PROBLEM TO SOLVE: Consider the records below. How many of their lines include the word "Open"? State the number and nothing else.

*** RECORDS PROVIDED Section Begins ***

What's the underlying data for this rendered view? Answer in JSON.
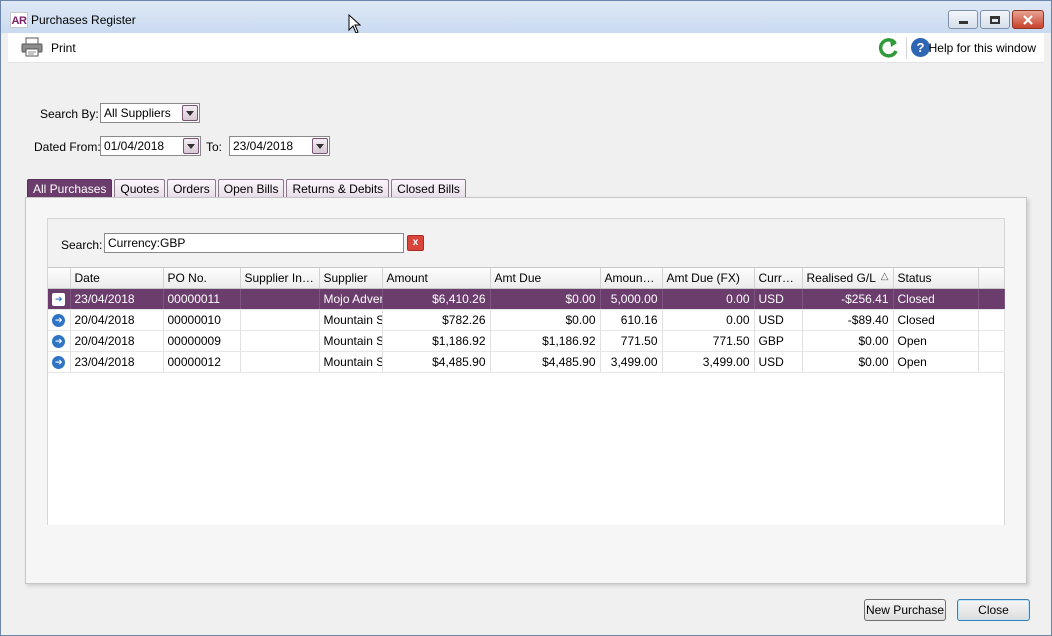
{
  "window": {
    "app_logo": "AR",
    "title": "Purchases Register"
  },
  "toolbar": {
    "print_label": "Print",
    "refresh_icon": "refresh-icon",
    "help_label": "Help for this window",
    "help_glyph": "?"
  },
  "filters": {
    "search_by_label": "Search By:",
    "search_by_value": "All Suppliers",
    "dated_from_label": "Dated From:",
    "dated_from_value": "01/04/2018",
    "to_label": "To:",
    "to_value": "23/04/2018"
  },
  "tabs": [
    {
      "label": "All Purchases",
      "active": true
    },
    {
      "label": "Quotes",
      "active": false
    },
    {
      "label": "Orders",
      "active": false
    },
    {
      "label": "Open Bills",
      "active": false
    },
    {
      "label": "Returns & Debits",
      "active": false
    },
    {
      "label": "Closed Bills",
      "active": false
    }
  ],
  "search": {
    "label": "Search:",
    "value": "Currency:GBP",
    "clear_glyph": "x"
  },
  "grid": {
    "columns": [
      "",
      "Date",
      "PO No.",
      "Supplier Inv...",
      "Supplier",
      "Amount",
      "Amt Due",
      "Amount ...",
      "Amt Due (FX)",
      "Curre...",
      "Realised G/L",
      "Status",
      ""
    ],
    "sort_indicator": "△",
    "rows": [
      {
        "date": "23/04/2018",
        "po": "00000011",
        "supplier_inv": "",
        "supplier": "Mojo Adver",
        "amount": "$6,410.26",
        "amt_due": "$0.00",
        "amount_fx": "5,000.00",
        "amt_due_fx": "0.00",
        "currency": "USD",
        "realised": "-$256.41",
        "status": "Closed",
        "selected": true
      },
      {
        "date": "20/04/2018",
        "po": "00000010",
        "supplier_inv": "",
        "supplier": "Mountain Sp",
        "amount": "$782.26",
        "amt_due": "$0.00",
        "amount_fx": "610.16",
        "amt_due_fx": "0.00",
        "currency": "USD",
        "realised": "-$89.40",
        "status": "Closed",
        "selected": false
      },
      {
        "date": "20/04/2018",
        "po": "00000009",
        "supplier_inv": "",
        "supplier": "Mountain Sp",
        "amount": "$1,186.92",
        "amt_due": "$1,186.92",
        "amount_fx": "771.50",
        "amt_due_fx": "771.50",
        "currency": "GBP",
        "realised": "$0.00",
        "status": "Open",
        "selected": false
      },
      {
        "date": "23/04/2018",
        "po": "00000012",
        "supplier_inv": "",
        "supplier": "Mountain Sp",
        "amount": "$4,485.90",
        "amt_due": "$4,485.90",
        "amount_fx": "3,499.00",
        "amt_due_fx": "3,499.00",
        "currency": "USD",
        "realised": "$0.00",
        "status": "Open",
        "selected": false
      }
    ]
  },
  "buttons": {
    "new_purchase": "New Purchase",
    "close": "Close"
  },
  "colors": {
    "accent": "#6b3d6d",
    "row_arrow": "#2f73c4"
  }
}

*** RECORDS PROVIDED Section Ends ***
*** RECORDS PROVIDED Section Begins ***

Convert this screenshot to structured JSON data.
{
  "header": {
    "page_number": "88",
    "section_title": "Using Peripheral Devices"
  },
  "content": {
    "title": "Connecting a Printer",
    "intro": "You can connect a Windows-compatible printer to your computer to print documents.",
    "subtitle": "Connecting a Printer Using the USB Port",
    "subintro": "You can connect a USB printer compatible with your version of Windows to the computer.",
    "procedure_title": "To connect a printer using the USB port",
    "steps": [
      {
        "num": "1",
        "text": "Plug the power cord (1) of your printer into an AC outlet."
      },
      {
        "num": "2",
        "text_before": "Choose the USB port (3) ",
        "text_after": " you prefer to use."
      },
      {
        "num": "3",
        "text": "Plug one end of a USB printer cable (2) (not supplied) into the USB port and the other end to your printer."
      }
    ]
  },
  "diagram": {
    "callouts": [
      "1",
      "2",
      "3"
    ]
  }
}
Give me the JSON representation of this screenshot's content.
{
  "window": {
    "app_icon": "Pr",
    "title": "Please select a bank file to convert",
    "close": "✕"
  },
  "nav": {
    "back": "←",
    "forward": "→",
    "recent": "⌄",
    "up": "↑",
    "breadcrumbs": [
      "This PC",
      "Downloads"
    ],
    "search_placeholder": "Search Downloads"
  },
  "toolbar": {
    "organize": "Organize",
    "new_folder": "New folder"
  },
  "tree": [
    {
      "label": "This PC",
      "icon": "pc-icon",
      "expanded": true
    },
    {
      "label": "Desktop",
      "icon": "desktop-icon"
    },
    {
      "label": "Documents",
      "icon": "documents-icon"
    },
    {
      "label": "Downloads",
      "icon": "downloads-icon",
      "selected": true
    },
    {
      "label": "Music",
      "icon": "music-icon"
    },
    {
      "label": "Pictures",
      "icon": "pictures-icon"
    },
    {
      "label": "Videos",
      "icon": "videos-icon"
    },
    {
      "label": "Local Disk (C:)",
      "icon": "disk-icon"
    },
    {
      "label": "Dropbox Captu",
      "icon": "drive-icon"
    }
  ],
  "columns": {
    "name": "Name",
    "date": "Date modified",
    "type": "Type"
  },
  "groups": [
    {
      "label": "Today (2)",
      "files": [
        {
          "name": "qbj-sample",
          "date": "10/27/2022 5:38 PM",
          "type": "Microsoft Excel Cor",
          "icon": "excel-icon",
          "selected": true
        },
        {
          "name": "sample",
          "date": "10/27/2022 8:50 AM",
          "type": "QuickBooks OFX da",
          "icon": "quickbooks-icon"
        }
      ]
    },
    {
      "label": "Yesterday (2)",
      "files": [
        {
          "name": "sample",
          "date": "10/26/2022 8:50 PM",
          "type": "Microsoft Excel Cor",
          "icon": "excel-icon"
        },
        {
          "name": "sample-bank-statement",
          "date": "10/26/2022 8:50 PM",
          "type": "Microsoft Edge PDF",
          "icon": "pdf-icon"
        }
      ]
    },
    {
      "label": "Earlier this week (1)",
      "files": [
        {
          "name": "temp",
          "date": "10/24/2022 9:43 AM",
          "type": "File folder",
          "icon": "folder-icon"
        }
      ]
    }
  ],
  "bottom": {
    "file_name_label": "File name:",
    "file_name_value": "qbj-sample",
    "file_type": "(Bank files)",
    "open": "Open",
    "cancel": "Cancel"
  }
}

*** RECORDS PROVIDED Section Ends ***

SOLUTION FOR THIS PROBLEM: 4